* May 24, 1999, Sabin Russell, in the San Francisco Chronicle, "New Crusade to Lower AIDS Drug Costs: Africa's needs at odds with firms' profit motive." A front page story by a knowledgeable reporter on AIDS and other health issues.
* March 29, 1998, Donald McNeil, for the New York Times, "South Africa=E2=80=99s Bitter Pill for World's Drug Makers." A long (more than 2,= 900
* April 11, 1999, Lisa Richwine for Reuters, "Groups say U.S. Hurts World Access to AIDS Drugs." The first U.S. wire service article on the trade dispute, Lisa addressed a wide range of technical issues and topics, including even Donna Shalala's refusal to allow Thailand to use the NIH owned patent on ddI.
* April 28, 1999, Merrill Goozner in the Chicago Tribune, "Third World Battles for AIDS Drugs." This long article ran on page one above the fold, with a photo, and was the winner of a Washington Monthly journalism award. The Goozner article was reportedly read by President Clinton on Airforce One, causing him to use the White House staff to immediately track down Sandy Thurman (who was taking a bath in a Hotel) to talk about the issue.
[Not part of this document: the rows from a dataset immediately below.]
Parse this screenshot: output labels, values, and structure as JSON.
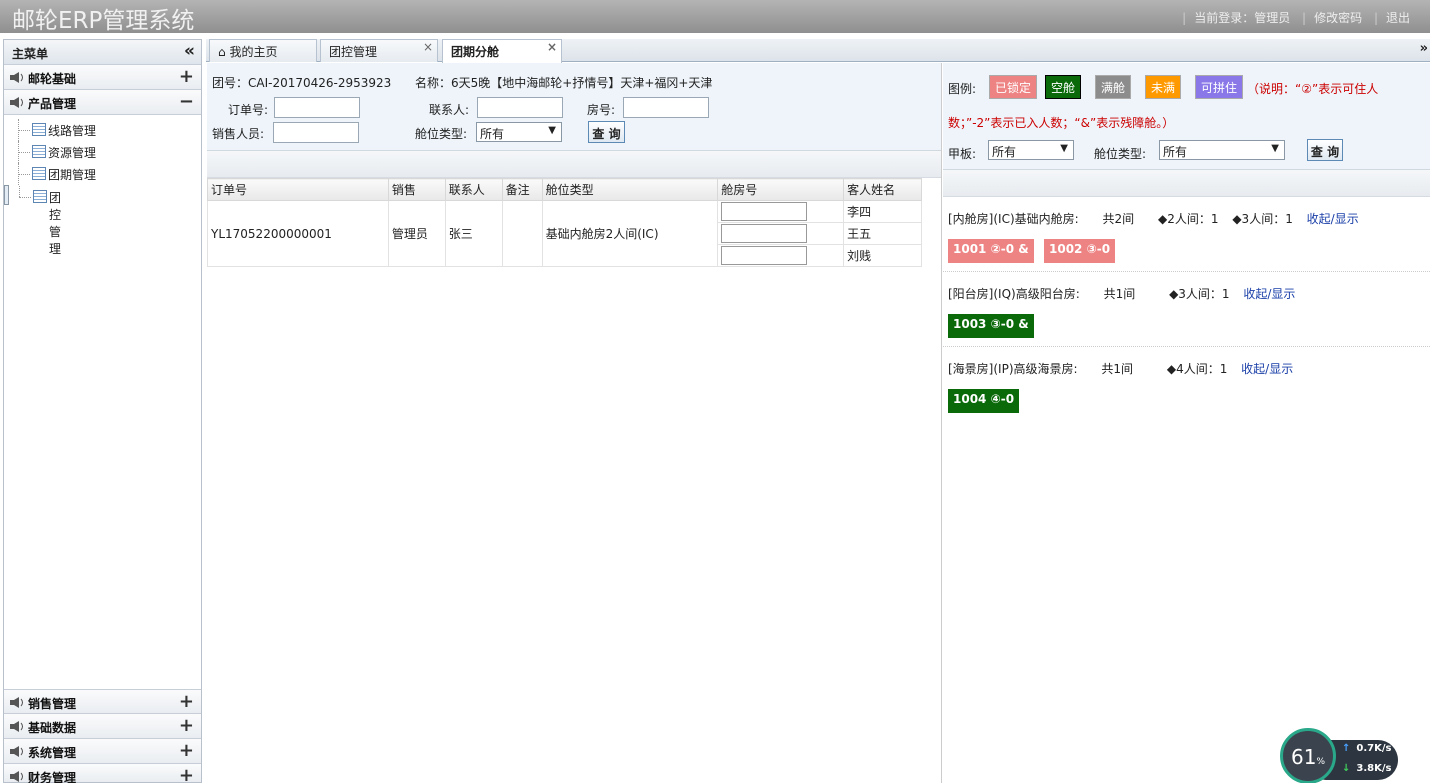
{
  "header": {
    "title": "邮轮ERP管理系统",
    "login_label": "当前登录：管理员",
    "change_pwd": "修改密码",
    "logout": "退出"
  },
  "sidebar": {
    "title": "主菜单",
    "collapse_glyph": "«",
    "groups_top": [
      {
        "label": "邮轮基础",
        "toggle": "+"
      },
      {
        "label": "产品管理",
        "toggle": "−"
      }
    ],
    "subitems": [
      "线路管理",
      "资源管理",
      "团期管理",
      "团控管理"
    ],
    "groups_bottom": [
      {
        "label": "销售管理",
        "toggle": "+"
      },
      {
        "label": "基础数据",
        "toggle": "+"
      },
      {
        "label": "系统管理",
        "toggle": "+"
      },
      {
        "label": "财务管理",
        "toggle": "+"
      }
    ]
  },
  "tabs": [
    {
      "label": "我的主页",
      "icon": "home-icon"
    },
    {
      "label": "团控管理",
      "close": "×"
    },
    {
      "label": "团期分舱",
      "close": "×"
    }
  ],
  "tab_scroll_glyph": "»",
  "filter": {
    "group_no": "团号：CAI-20170426-2953923",
    "name": "名称：6天5晚【地中海邮轮+抒情号】天津+福冈+天津",
    "order_no_label": "订单号:",
    "contact_label": "联系人:",
    "room_no_label": "房号:",
    "sales_label": "销售人员:",
    "cabin_type_label": "舱位类型:",
    "cabin_type_value": "所有",
    "query": "查 询"
  },
  "table": {
    "headers": [
      "订单号",
      "销售",
      "联系人",
      "备注",
      "舱位类型",
      "舱房号",
      "客人姓名"
    ],
    "row": {
      "order_no": "YL17052200000001",
      "sales": "管理员",
      "contact": "张三",
      "remark": "",
      "cabin_type": "基础内舱房2人间(IC)",
      "guests": [
        "李四",
        "王五",
        "刘贱"
      ]
    }
  },
  "legend": {
    "label": "图例:",
    "items": [
      {
        "label": "已锁定",
        "color": "#ee8383"
      },
      {
        "label": "空舱",
        "color": "#0a6a0a"
      },
      {
        "label": "满舱",
        "color": "#8c8c8c"
      },
      {
        "label": "未满",
        "color": "#ff9900"
      },
      {
        "label": "可拼住",
        "color": "#8a78e8"
      }
    ],
    "note1": "（说明：“②”表示可住人",
    "note2": "数；”-2”表示已入人数；“&”表示残障舱。）",
    "deck_label": "甲板:",
    "deck_value": "所有",
    "cabin_type_label": "舱位类型:",
    "cabin_type_value": "所有",
    "query": "查 询"
  },
  "rooms": [
    {
      "title": "[内舱房](IC)基础内舱房:",
      "total": "共2间",
      "stats": [
        "◆2人间：1",
        "◆3人间：1"
      ],
      "toggle": "收起/显示",
      "chips": [
        {
          "label": "1001 ②-0 &",
          "status": "locked"
        },
        {
          "label": "1002 ③-0",
          "status": "locked"
        }
      ]
    },
    {
      "title": "[阳台房](IQ)高级阳台房:",
      "total": "共1间",
      "stats": [
        "◆3人间：1"
      ],
      "toggle": "收起/显示",
      "chips": [
        {
          "label": "1003 ③-0 &",
          "status": "empty"
        }
      ]
    },
    {
      "title": "[海景房](IP)高级海景房:",
      "total": "共1间",
      "stats": [
        "◆4人间：1"
      ],
      "toggle": "收起/显示",
      "chips": [
        {
          "label": "1004 ④-0",
          "status": "empty"
        }
      ]
    }
  ],
  "widget": {
    "percent": "61",
    "percent_unit": "%",
    "up": "0.7",
    "down": "3.8",
    "unit": "K/s"
  }
}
Interesting fact: It was in this article that Goozners mentioned the TRIPS provision on national emergencies, leading to thousands of subsequent news stories which implied incorrectly that compulsory licensing could only be done in cases of national emergencies.